At Lehman’s, we’ve been hearing local folks gossip about how the Indiana Amish have been hurt by the economy. This morning, an article in the Wall Street Journal confirmed our fears.
According to the article, they were drawn into the economic boom by high pay in the RV factories of northern Indiana. Instead of following their Dads into the fields, they followed the money. In the local slang, they became what is known as “lunchbox Amish” because they no longer “put their feet under the kitchen table” at noon. I’m guessing that by hiring into the factories, most could roughly double their annual income.

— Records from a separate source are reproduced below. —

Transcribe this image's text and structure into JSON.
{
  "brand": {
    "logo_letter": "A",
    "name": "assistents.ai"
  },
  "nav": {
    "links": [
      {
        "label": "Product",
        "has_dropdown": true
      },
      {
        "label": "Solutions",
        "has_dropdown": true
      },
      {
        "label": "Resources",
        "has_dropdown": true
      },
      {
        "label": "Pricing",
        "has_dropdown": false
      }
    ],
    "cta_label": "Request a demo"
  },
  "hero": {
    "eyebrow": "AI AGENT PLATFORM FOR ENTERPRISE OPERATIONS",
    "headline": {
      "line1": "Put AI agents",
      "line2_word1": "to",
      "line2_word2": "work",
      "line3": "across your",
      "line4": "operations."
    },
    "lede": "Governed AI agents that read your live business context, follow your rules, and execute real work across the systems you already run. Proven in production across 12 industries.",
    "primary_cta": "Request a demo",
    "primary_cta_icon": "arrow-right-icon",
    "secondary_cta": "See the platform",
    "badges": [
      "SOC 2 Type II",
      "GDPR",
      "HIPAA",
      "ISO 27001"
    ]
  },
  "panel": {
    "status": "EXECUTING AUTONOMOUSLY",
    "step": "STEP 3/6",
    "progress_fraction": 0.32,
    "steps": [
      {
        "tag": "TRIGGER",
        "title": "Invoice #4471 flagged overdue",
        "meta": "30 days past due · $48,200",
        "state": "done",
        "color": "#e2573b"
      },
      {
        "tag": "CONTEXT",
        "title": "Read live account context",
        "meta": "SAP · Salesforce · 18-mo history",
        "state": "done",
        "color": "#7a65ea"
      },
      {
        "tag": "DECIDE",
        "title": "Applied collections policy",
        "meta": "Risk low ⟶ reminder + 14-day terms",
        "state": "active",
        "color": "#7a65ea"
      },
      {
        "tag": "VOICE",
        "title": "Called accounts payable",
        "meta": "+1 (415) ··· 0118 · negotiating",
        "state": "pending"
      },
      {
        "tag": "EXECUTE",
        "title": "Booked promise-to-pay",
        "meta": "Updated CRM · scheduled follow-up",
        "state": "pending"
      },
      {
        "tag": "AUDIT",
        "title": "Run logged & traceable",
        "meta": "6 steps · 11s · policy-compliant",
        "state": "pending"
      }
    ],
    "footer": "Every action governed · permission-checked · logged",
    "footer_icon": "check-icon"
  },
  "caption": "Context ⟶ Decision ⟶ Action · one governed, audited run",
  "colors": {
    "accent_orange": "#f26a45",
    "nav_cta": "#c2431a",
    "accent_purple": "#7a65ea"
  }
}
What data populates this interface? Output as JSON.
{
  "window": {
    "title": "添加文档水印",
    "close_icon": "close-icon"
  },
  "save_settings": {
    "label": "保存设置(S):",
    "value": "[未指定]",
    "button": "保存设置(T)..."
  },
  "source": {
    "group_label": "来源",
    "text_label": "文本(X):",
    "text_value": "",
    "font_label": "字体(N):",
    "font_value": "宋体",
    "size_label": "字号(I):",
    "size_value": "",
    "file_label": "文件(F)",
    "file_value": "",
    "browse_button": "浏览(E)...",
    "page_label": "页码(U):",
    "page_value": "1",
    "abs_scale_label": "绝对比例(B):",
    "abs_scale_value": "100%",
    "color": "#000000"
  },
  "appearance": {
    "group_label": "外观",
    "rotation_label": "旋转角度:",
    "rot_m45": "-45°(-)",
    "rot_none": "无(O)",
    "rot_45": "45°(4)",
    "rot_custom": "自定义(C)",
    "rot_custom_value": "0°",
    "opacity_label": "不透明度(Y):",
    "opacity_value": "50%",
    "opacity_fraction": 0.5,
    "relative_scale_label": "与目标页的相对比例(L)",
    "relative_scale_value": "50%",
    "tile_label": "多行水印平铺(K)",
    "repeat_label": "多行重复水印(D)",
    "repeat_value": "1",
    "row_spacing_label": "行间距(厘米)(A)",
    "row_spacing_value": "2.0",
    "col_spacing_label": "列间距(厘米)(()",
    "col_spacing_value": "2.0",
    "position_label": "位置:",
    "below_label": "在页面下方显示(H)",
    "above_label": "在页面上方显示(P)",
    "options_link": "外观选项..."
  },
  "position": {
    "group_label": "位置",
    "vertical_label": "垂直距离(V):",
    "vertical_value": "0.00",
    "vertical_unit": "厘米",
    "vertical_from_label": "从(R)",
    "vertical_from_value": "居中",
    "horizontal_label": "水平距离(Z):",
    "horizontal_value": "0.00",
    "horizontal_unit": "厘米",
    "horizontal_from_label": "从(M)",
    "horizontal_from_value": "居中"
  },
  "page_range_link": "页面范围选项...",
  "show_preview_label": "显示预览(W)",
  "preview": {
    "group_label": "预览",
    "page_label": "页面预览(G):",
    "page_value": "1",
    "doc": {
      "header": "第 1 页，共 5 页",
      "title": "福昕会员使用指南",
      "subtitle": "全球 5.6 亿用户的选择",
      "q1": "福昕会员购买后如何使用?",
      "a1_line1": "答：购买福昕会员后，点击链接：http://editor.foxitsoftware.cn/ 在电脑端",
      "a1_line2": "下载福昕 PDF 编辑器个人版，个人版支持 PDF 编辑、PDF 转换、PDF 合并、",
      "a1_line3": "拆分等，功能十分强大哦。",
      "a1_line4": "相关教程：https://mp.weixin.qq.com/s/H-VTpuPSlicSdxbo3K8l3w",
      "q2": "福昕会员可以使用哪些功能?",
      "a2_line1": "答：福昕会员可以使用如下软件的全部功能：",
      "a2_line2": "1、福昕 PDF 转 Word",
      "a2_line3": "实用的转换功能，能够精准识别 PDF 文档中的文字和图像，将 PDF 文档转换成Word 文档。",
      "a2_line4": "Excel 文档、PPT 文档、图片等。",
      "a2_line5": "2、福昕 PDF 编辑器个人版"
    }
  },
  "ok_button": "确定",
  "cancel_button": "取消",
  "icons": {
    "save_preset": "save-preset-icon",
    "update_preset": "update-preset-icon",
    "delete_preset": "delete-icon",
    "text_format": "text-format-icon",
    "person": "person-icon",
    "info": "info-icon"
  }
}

Dad and I often visit those same Amish communities looking for new product ideas and to “talk shop” with old friends. We saw how the unaccustomed wealth was changing their culture and eroding their conservative lifestyle.
Many of the Amish families we visited had phones and fine new brick-trimmed homes. You could gauge the growing wealth by measuring how many feet of vinyl fence each farm sprouted ($8-$10/lineal foot).
We noticed that the Indiana buggies had gotten much more plush than Ohio buggies. It seemed like nearly everybody had hired drivers to haul them from place to place, leaving their brand new buggies at home. We heard that some even bought second homes in Florida and spent most of the winter there (often using electricity just like their non-Amish neighbors).
By the time the RV industry crashed late last year, we were told that by some estimates about half of the Amish men in northern Indiana lost their jobs. Since the Amish generally don’t accept unemployment, this put many in dire straits.
The Wall Street Journal article says the informal bank formed by the Amish to help church members finance their homes was nearly bankrupted by an old fashioned bank run. It cites an Amish father who decries his own “keeping-up-with-the-Joneses” lifestyle. Suddenly, folks were looking out for the next dollar instead of looking out for each other.
Although many are out of a job and the community is suffering, I expect (with typical resilience) that the Indiana Amish will survive this downturn. But there are a good lessons in it for us all.
The Wall Street Journal article quotes Steve Raber, an Amish business man who said, “When you have plenty of money, you have a tendency to slowly drift away (from your community).”
Another Amish man, Freeman Miller, said, “We were all going way too fast. This has made everybody stop and realize we’re just pilgrims here, the Almighty is in charge.”